[Exercise material — start]
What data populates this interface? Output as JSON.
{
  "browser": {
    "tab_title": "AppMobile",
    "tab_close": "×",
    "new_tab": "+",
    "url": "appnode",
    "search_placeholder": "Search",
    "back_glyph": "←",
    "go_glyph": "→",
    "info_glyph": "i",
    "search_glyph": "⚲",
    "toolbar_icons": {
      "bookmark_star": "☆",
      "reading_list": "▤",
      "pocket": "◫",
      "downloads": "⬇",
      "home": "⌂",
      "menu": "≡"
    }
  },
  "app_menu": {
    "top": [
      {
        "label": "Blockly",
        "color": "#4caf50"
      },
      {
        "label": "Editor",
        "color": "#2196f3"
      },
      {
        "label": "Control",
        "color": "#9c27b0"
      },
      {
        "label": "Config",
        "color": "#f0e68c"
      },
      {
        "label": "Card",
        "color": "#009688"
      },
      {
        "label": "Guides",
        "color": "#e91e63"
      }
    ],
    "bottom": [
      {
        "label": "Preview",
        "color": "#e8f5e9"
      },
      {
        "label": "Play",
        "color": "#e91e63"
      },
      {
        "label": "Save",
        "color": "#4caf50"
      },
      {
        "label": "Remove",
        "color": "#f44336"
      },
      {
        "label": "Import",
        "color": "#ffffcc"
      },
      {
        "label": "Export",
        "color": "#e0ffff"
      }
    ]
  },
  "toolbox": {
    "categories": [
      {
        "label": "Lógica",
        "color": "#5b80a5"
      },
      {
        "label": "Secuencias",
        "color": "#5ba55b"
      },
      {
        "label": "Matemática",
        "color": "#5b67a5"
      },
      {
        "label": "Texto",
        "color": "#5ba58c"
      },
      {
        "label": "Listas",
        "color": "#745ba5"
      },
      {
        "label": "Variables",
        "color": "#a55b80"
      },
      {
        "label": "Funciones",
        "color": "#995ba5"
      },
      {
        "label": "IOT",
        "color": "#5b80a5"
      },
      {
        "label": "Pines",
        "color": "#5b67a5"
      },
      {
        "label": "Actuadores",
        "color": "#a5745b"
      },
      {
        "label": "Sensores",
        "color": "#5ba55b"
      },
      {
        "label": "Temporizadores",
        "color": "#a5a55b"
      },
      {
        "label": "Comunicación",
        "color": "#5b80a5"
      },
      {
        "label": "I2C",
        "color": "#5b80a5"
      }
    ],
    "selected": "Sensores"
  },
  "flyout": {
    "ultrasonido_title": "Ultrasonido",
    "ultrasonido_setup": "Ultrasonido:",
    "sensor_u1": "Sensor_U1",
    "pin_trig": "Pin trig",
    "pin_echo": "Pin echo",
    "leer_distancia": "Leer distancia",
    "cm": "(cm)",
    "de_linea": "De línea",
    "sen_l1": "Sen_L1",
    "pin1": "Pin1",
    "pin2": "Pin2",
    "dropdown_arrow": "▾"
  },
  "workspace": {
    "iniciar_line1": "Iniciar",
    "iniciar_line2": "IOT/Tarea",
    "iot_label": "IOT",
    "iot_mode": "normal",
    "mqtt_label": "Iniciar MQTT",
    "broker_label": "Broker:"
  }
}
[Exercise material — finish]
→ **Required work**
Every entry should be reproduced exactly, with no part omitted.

→ **Finished exercise**
What data populates this interface? Output as JSON.
{
  "browser": {
    "tab_title": "AppMobile",
    "tab_close": "×",
    "new_tab": "+",
    "url": "appnode",
    "search_placeholder": "Search",
    "back_glyph": "←",
    "go_glyph": "→",
    "info_glyph": "i",
    "search_glyph": "⚲",
    "toolbar_icons": {
      "bookmark_star": "☆",
      "reading_list": "▤",
      "pocket": "◫",
      "downloads": "⬇",
      "home": "⌂",
      "menu": "≡"
    }
  },
  "app_menu": {
    "top": [
      {
        "label": "Blockly",
        "color": "#4caf50"
      },
      {
        "label": "Editor",
        "color": "#2196f3"
      },
      {
        "label": "Control",
        "color": "#9c27b0"
      },
      {
        "label": "Config",
        "color": "#f0e68c"
      },
      {
        "label": "Card",
        "color": "#009688"
      },
      {
        "label": "Guides",
        "color": "#e91e63"
      }
    ],
    "bottom": [
      {
        "label": "Preview",
        "color": "#e8f5e9"
      },
      {
        "label": "Play",
        "color": "#e91e63"
      },
      {
        "label": "Save",
        "color": "#4caf50"
      },
      {
        "label": "Remove",
        "color": "#f44336"
      },
      {
        "label": "Import",
        "color": "#ffffcc"
      },
      {
        "label": "Export",
        "color": "#e0ffff"
      }
    ]
  },
  "toolbox": {
    "categories": [
      {
        "label": "Lógica",
        "color": "#5b80a5"
      },
      {
        "label": "Secuencias",
        "color": "#5ba55b"
      },
      {
        "label": "Matemática",
        "color": "#5b67a5"
      },
      {
        "label": "Texto",
        "color": "#5ba58c"
      },
      {
        "label": "Listas",
        "color": "#745ba5"
      },
      {
        "label": "Variables",
        "color": "#a55b80"
      },
      {
        "label": "Funciones",
        "color": "#995ba5"
      },
      {
        "label": "IOT",
        "color": "#5b80a5"
      },
      {
        "label": "Pines",
        "color": "#5b67a5"
      },
      {
        "label": "Actuadores",
        "color": "#a5745b"
      },
      {
        "label": "Sensores",
        "color": "#5ba55b"
      },
      {
        "label": "Temporizadores",
        "color": "#a5a55b"
      },
      {
        "label": "Comunicación",
        "color": "#5b80a5"
      },
      {
        "label": "I2C",
        "color": "#5b80a5"
      }
    ],
    "selected": "Sensores"
  },
  "flyout": {
    "ultrasonido_title": "Ultrasonido",
    "ultrasonido_setup": "Ultrasonido:",
    "sensor_u1": "Sensor_U1",
    "pin_trig": "Pin trig",
    "pin_echo": "Pin echo",
    "leer_distancia": "Leer distancia",
    "cm": "(cm)",
    "de_linea": "De línea",
    "sen_l1": "Sen_L1",
    "pin1": "Pin1",
    "pin2": "Pin2",
    "dropdown_arrow": "▾"
  },
  "workspace": {
    "iniciar_line1": "Iniciar",
    "iniciar_line2": "IOT/Tarea",
    "iot_label": "IOT",
    "iot_mode": "normal",
    "mqtt_label": "Iniciar MQTT",
    "broker_label": "Broker:"
  }
}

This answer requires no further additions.